Circular 018/2014: schedule 7 to the Terrorism Act 2000

This publication was withdrawn on 7 April 2015

This Home Office circular has been replaced by the new code of practice for examining officers and review officers under Schedule 7 to the Terrorism Act 2000.

The new code was approved by Parliament on 23 March 2015.

Guidance for examining officers in circumstances where a person who is detained under Schedule 7 to the Terrorism Act 2000 claims that they are a refugee or asylum seeker.

Detail

  • broad subject: terrorism and organised crime
  • sub category: counter-terrorism
  • implementation date: 15/10/2014
  • from: Office for Security and Counter-Terrorism (OSCT)
  • for more information contact: Schedule 7 team 020 7035 0653 or 020 7035 5626
  • addressed to: College of Policing, Chief Officers of Police, Police and Crime Commissioners
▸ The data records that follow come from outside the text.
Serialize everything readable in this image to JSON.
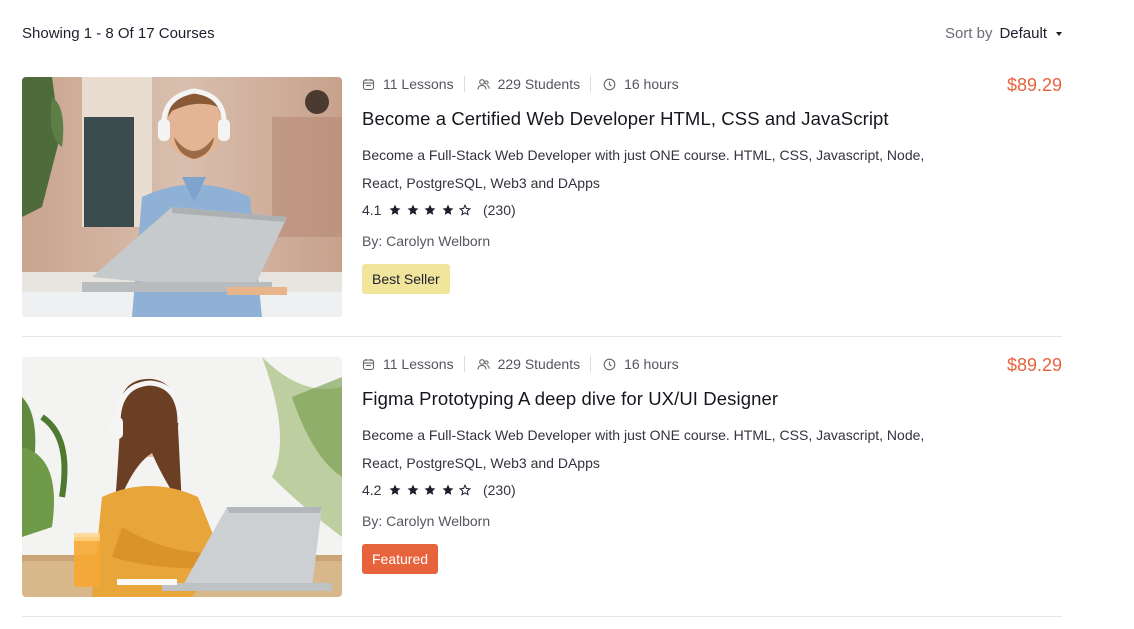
{
  "toolbar": {
    "result_text": "Showing 1 - 8 Of 17 Courses",
    "sort_label": "Sort by",
    "sort_value": "Default"
  },
  "colors": {
    "price": "#e7633c",
    "badge_best_seller": "#f0e59a",
    "badge_featured": "#e7633c"
  },
  "courses": [
    {
      "lessons": "11 Lessons",
      "students": "229 Students",
      "duration": "16 hours",
      "price": "$89.29",
      "title": "Become a Certified Web Developer HTML, CSS and JavaScript",
      "description": "Become a Full-Stack Web Developer with just ONE course. HTML, CSS, Javascript, Node, React, PostgreSQL, Web3 and DApps",
      "rating": "4.1",
      "rating_count": "(230)",
      "stars_filled": 4,
      "author": "By: Carolyn Welborn",
      "badge": "Best Seller",
      "icons": [
        "lessons-icon",
        "students-icon",
        "clock-icon"
      ]
    },
    {
      "lessons": "11 Lessons",
      "students": "229 Students",
      "duration": "16 hours",
      "price": "$89.29",
      "title": "Figma Prototyping A deep dive for UX/UI Designer",
      "description": "Become a Full-Stack Web Developer with just ONE course. HTML, CSS, Javascript, Node, React, PostgreSQL, Web3 and DApps",
      "rating": "4.2",
      "rating_count": "(230)",
      "stars_filled": 4,
      "author": "By: Carolyn Welborn",
      "badge": "Featured",
      "icons": [
        "lessons-icon",
        "students-icon",
        "clock-icon"
      ]
    }
  ]
}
The Anti-social Behaviour, Crime and Policing (ASBCP) Act 2014 made amendments to Schedule 7 to the Terrorism Act 2000 to reduce the potential for the power to be operated in a way that might interfere with individuals’ rights unnecessarily or disproportionately, whilst still retaining the operational effectiveness of the provisions to protect the public from terrorism.

All examining officers need to be aware that on 31 July the first tranche of these changes were commenced, alongside a revised code of practice for examining and review officers under Schedules 7 and 8 to the Terrorism Act 2000.
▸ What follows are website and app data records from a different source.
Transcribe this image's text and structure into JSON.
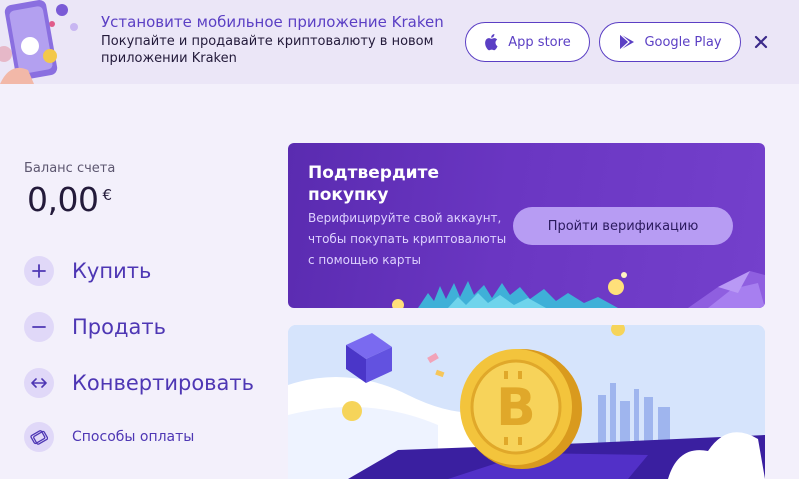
{
  "banner": {
    "title": "Установите мобильное приложение Kraken",
    "subtitle": "Покупайте и продавайте криптовалюту в новом приложении Kraken",
    "app_store_label": "App store",
    "google_play_label": "Google Play"
  },
  "balance": {
    "label": "Баланс счета",
    "value": "0,00",
    "currency": "€"
  },
  "actions": {
    "buy": "Купить",
    "sell": "Продать",
    "convert": "Конвертировать",
    "payment_methods": "Способы оплаты"
  },
  "verify": {
    "title": "Подтвердите покупку",
    "text": "Верифицируйте свой аккаунт, чтобы покупать криптовалюты с помощью карты",
    "button": "Пройти верификацию"
  },
  "colors": {
    "accent": "#5b3fc4",
    "card": "#6a36c2",
    "button": "#b79cf3"
  }
}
The following guidance is provided for examining officers in circumstances where a person who is detained under Schedule 7 claims that they are a refugee or have applied, or intend to apply, for asylum status:

  1. Paragraph 50(c) of the code specifies that where a detained person who is a citizen of a country with which a bilateral consular convention or agreement is in force, which requires notification of an individual’s detention, then the notification of their detention must be sent to the appropriate High Commission, Embassy or Consulate as soon as practicable. If the detained individual has dual nationality, this would require both countries to be informed.
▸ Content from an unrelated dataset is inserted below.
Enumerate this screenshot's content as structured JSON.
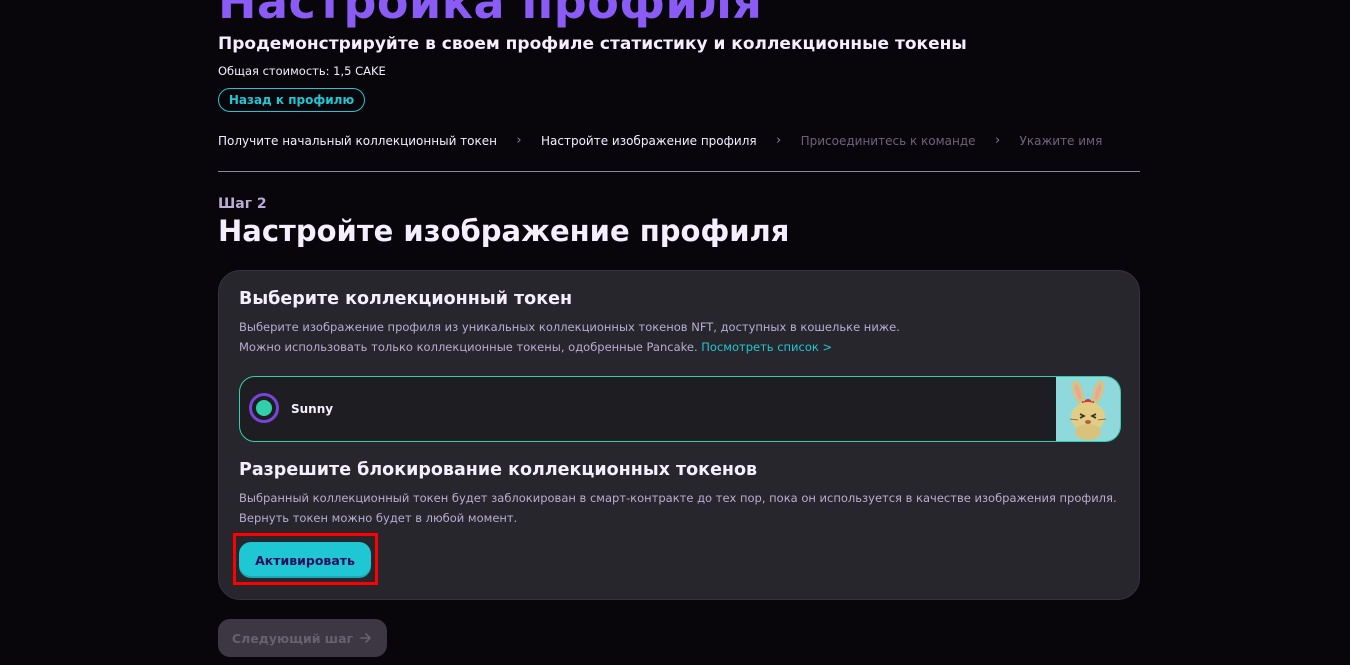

  2. However, when a detained person claims that they are a refugee or have applied, or intend to apply, for asylum status, the examining officer must ensure that UKVI (formerly the UK Border Agency) is informed as soon as practicable. UKVI will then determine whether compliance with the relevant international obligations requires notification of the detention to be sent and will inform the examining officer as to what action is required.